Exercise aim:
Print out all of the records exactly; no picture belongs in the result.

[Data items]
------------------------------------
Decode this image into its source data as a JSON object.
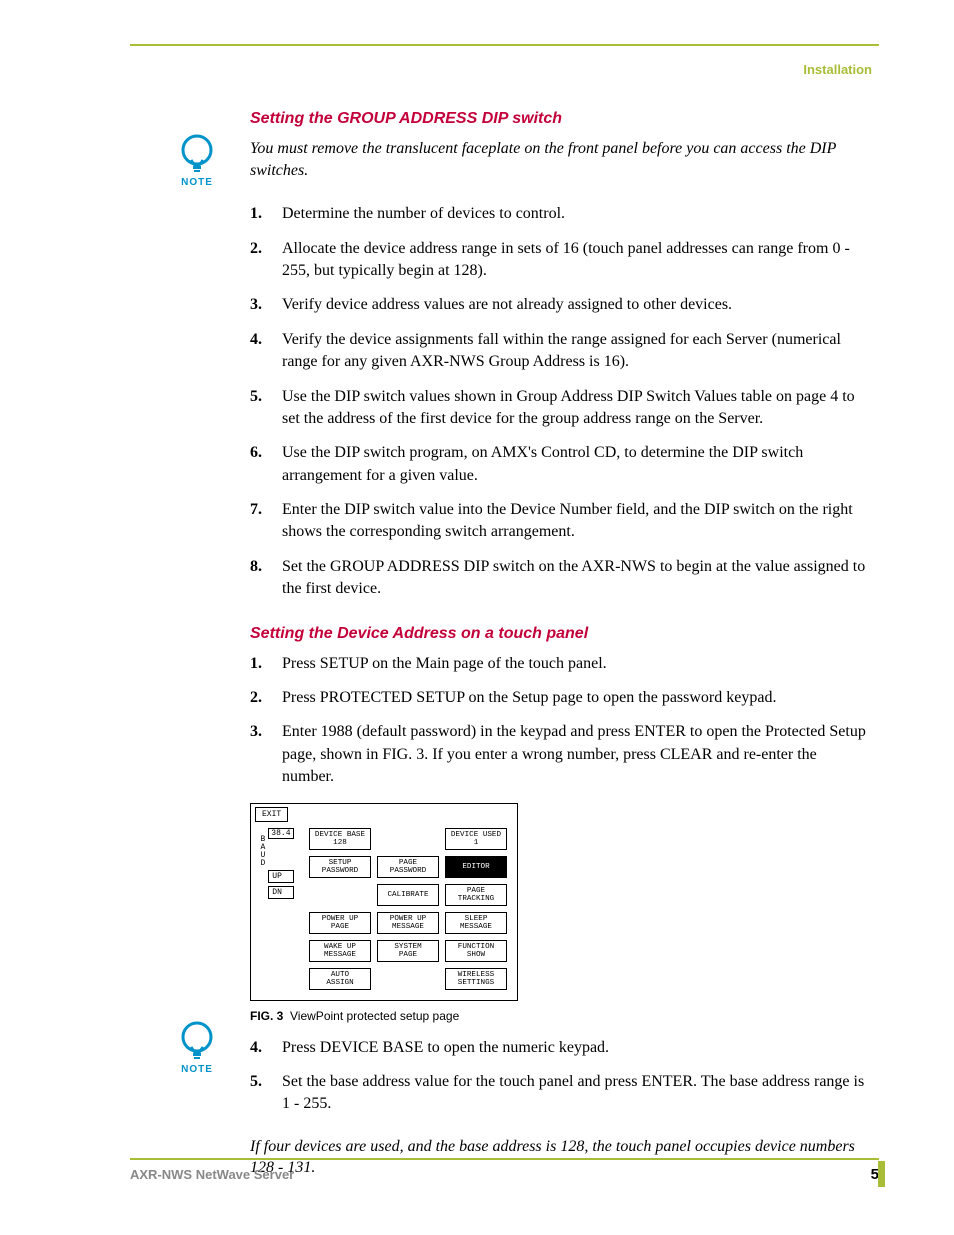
{
  "header": {
    "section": "Installation"
  },
  "note_label": "NOTE",
  "s1": {
    "heading": "Setting the GROUP ADDRESS DIP switch",
    "note": "You must remove the translucent faceplate on the front panel before you can access the DIP switches.",
    "steps": [
      "Determine the number of devices to control.",
      "Allocate the device address range in sets of 16 (touch panel addresses can range from 0 - 255, but typically begin at 128).",
      "Verify device address values are not already assigned to other devices.",
      "Verify the device assignments fall within the range assigned for each Server (numerical range for any given AXR-NWS Group Address is 16).",
      "Use the DIP switch values shown in Group Address DIP Switch Values table on page 4 to set the address of the first device for the group address range on the Server.",
      "Use the DIP switch program, on AMX's Control CD, to determine the DIP switch arrangement for a given value.",
      "Enter the DIP switch value into the Device Number field, and the DIP switch on the right shows the corresponding switch arrangement.",
      "Set the GROUP ADDRESS DIP switch on the AXR-NWS to begin at the value assigned to the first device."
    ]
  },
  "s2": {
    "heading": "Setting the Device Address on a touch panel",
    "steps_a": [
      "Press SETUP on the Main page of the touch panel.",
      "Press PROTECTED SETUP on the Setup page to open the password keypad.",
      "Enter 1988 (default password) in the keypad and press ENTER to open the Protected Setup page, shown in FIG. 3. If you enter a wrong number, press CLEAR and re-enter the number."
    ],
    "steps_b": [
      "Press DEVICE BASE to open the numeric keypad.",
      "Set the base address value for the touch panel and press ENTER. The base address range is 1 - 255."
    ],
    "note2": "If four devices are used, and the base address is 128, the touch panel occupies device numbers 128 - 131."
  },
  "fig": {
    "exit": "EXIT",
    "baud_value": "38.4",
    "baud_letters": [
      "B",
      "A",
      "U",
      "D"
    ],
    "up": "UP",
    "dn": "DN",
    "cells": {
      "r1": [
        "DEVICE BASE\n128",
        "",
        "DEVICE USED\n1"
      ],
      "r2": [
        "SETUP\nPASSWORD",
        "PAGE\nPASSWORD",
        "EDITOR"
      ],
      "r3": [
        "",
        "CALIBRATE",
        "PAGE\nTRACKING"
      ],
      "r4": [
        "POWER UP\nPAGE",
        "POWER UP\nMESSAGE",
        "SLEEP\nMESSAGE"
      ],
      "r5": [
        "WAKE UP\nMESSAGE",
        "SYSTEM\nPAGE",
        "FUNCTION\nSHOW"
      ],
      "r6": [
        "AUTO\nASSIGN",
        "",
        "WIRELESS\nSETTINGS"
      ]
    },
    "caption_label": "FIG. 3",
    "caption_text": "ViewPoint protected setup page"
  },
  "footer": {
    "product": "AXR-NWS NetWave Server",
    "page": "5"
  }
}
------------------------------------
The completed task:
Decode this image into its source data as a JSON object.
{
  "header": {
    "section": "Installation"
  },
  "note_label": "NOTE",
  "s1": {
    "heading": "Setting the GROUP ADDRESS DIP switch",
    "note": "You must remove the translucent faceplate on the front panel before you can access the DIP switches.",
    "steps": [
      "Determine the number of devices to control.",
      "Allocate the device address range in sets of 16 (touch panel addresses can range from 0 - 255, but typically begin at 128).",
      "Verify device address values are not already assigned to other devices.",
      "Verify the device assignments fall within the range assigned for each Server (numerical range for any given AXR-NWS Group Address is 16).",
      "Use the DIP switch values shown in Group Address DIP Switch Values table on page 4 to set the address of the first device for the group address range on the Server.",
      "Use the DIP switch program, on AMX's Control CD, to determine the DIP switch arrangement for a given value.",
      "Enter the DIP switch value into the Device Number field, and the DIP switch on the right shows the corresponding switch arrangement.",
      "Set the GROUP ADDRESS DIP switch on the AXR-NWS to begin at the value assigned to the first device."
    ]
  },
  "s2": {
    "heading": "Setting the Device Address on a touch panel",
    "steps_a": [
      "Press SETUP on the Main page of the touch panel.",
      "Press PROTECTED SETUP on the Setup page to open the password keypad.",
      "Enter 1988 (default password) in the keypad and press ENTER to open the Protected Setup page, shown in FIG. 3. If you enter a wrong number, press CLEAR and re-enter the number."
    ],
    "steps_b": [
      "Press DEVICE BASE to open the numeric keypad.",
      "Set the base address value for the touch panel and press ENTER. The base address range is 1 - 255."
    ],
    "note2": "If four devices are used, and the base address is 128, the touch panel occupies device numbers 128 - 131."
  },
  "fig": {
    "exit": "EXIT",
    "baud_value": "38.4",
    "baud_letters": [
      "B",
      "A",
      "U",
      "D"
    ],
    "up": "UP",
    "dn": "DN",
    "cells": {
      "r1": [
        "DEVICE BASE\n128",
        "",
        "DEVICE USED\n1"
      ],
      "r2": [
        "SETUP\nPASSWORD",
        "PAGE\nPASSWORD",
        "EDITOR"
      ],
      "r3": [
        "",
        "CALIBRATE",
        "PAGE\nTRACKING"
      ],
      "r4": [
        "POWER UP\nPAGE",
        "POWER UP\nMESSAGE",
        "SLEEP\nMESSAGE"
      ],
      "r5": [
        "WAKE UP\nMESSAGE",
        "SYSTEM\nPAGE",
        "FUNCTION\nSHOW"
      ],
      "r6": [
        "AUTO\nASSIGN",
        "",
        "WIRELESS\nSETTINGS"
      ]
    },
    "caption_label": "FIG. 3",
    "caption_text": "ViewPoint protected setup page"
  },
  "footer": {
    "product": "AXR-NWS NetWave Server",
    "page": "5"
  }
}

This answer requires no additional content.